TASK TO COMPLETE
Without including any image, retype the records word for word.

*** TASK MATERIAL Section Begins ***

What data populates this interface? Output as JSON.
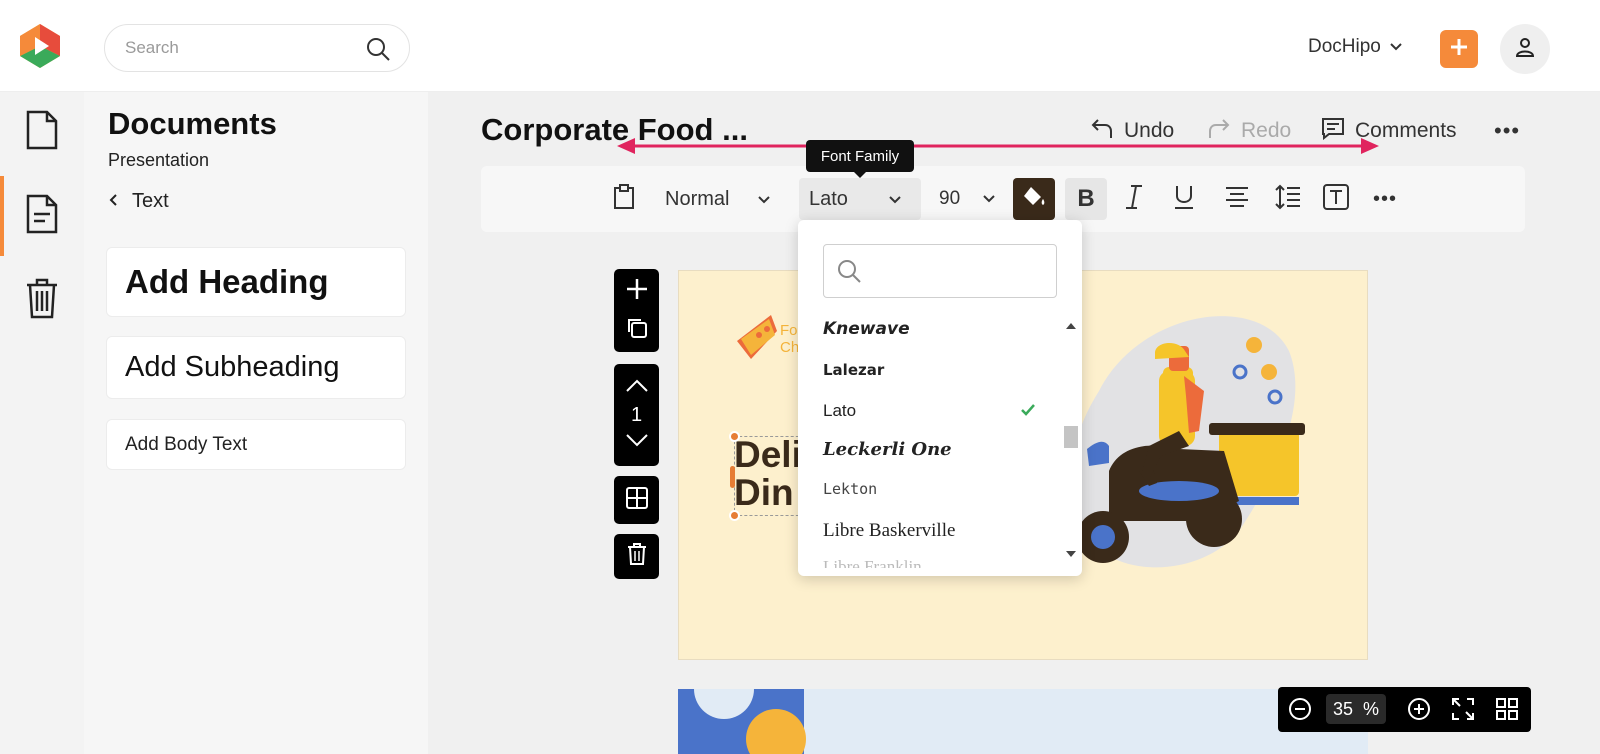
{
  "header": {
    "search_placeholder": "Search",
    "account_name": "DocHipo",
    "accent_color": "#f58a3a"
  },
  "sidebar": {
    "title": "Documents",
    "subtitle": "Presentation",
    "back_label": "Text",
    "cards": {
      "heading": "Add Heading",
      "subheading": "Add Subheading",
      "body": "Add Body Text"
    }
  },
  "editor": {
    "doc_title": "Corporate Food ...",
    "undo_label": "Undo",
    "redo_label": "Redo",
    "comments_label": "Comments"
  },
  "toolbar": {
    "style_value": "Normal",
    "font_value": "Lato",
    "size_value": "90",
    "tooltip": "Font Family"
  },
  "font_dropdown": {
    "search_value": "",
    "items": [
      "Knewave",
      "Lalezar",
      "Lato",
      "Leckerli One",
      "Lekton",
      "Libre Baskerville",
      "Libre Franklin"
    ],
    "selected": "Lato"
  },
  "canvas": {
    "logo_text_line1": "Fo",
    "logo_text_line2": "Ch",
    "headline_line1": "Deli",
    "headline_line2": "Din",
    "page_number": "1",
    "slide_bg_color": "#fdf0cd"
  },
  "zoom": {
    "value": "35",
    "unit": "%"
  }
}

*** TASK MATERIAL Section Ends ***

EXPECTED ANSWER
What data populates this interface? Output as JSON.
{
  "header": {
    "search_placeholder": "Search",
    "account_name": "DocHipo",
    "accent_color": "#f58a3a"
  },
  "sidebar": {
    "title": "Documents",
    "subtitle": "Presentation",
    "back_label": "Text",
    "cards": {
      "heading": "Add Heading",
      "subheading": "Add Subheading",
      "body": "Add Body Text"
    }
  },
  "editor": {
    "doc_title": "Corporate Food ...",
    "undo_label": "Undo",
    "redo_label": "Redo",
    "comments_label": "Comments"
  },
  "toolbar": {
    "style_value": "Normal",
    "font_value": "Lato",
    "size_value": "90",
    "tooltip": "Font Family"
  },
  "font_dropdown": {
    "search_value": "",
    "items": [
      "Knewave",
      "Lalezar",
      "Lato",
      "Leckerli One",
      "Lekton",
      "Libre Baskerville",
      "Libre Franklin"
    ],
    "selected": "Lato"
  },
  "canvas": {
    "logo_text_line1": "Fo",
    "logo_text_line2": "Ch",
    "headline_line1": "Deli",
    "headline_line2": "Din",
    "page_number": "1",
    "slide_bg_color": "#fdf0cd"
  },
  "zoom": {
    "value": "35",
    "unit": "%"
  }
}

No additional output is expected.